▶ [ACTION ITEM]:
Within the entries below, every line containing "heading" is to be copied.

Data about app and page elements:
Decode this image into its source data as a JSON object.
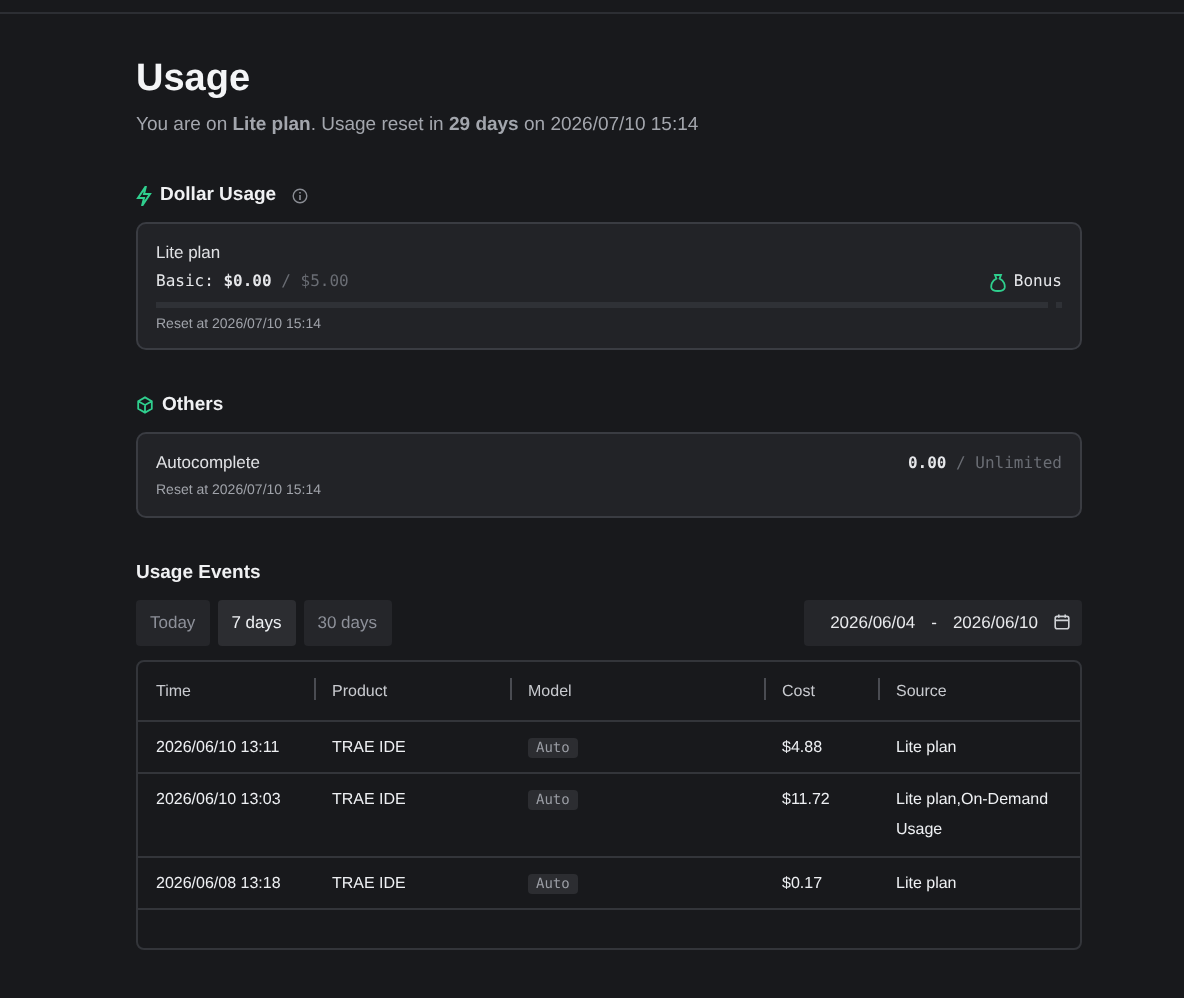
{
  "title": "Usage",
  "subtitle": "You are on **Lite plan**. Usage reset in **29 days** on 2026/07/10 15:14",
  "dollar_usage": {
    "heading": "Dollar Usage",
    "plan": "Lite plan",
    "basic_label": "Basic:",
    "used": "$0.00",
    "separator": "/",
    "limit": "$5.00",
    "bonus": "Bonus",
    "level": 0,
    "reset": "Reset at 2026/07/10 15:14"
  },
  "others": {
    "heading": "Others",
    "name": "Autocomplete",
    "used": "0.00",
    "separator": "/",
    "limit": "Unlimited",
    "reset": "Reset at 2026/07/10 15:14"
  },
  "events": {
    "heading": "Usage Events",
    "ranges": [
      {
        "label": "Today",
        "selected": false
      },
      {
        "label": "7 days",
        "selected": true
      },
      {
        "label": "30 days",
        "selected": false
      }
    ],
    "date_from": "2026/06/04",
    "date_sep": "-",
    "date_to": "2026/06/10",
    "columns": [
      "Time",
      "Product",
      "Model",
      "Cost",
      "Source"
    ],
    "rows": [
      {
        "time": "2026/06/10 13:11",
        "product": "TRAE IDE",
        "model": "Auto",
        "cost": "$4.88",
        "source": "Lite plan"
      },
      {
        "time": "2026/06/10 13:03",
        "product": "TRAE IDE",
        "model": "Auto",
        "cost": "$11.72",
        "source": "Lite plan,On-Demand Usage"
      },
      {
        "time": "2026/06/08 13:18",
        "product": "TRAE IDE",
        "model": "Auto",
        "cost": "$0.17",
        "source": "Lite plan"
      }
    ]
  }
}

▶ [SOLVED PROBLEM]:
    "heading": "Dollar Usage",
    "heading": "Others",
    "heading": "Usage Events",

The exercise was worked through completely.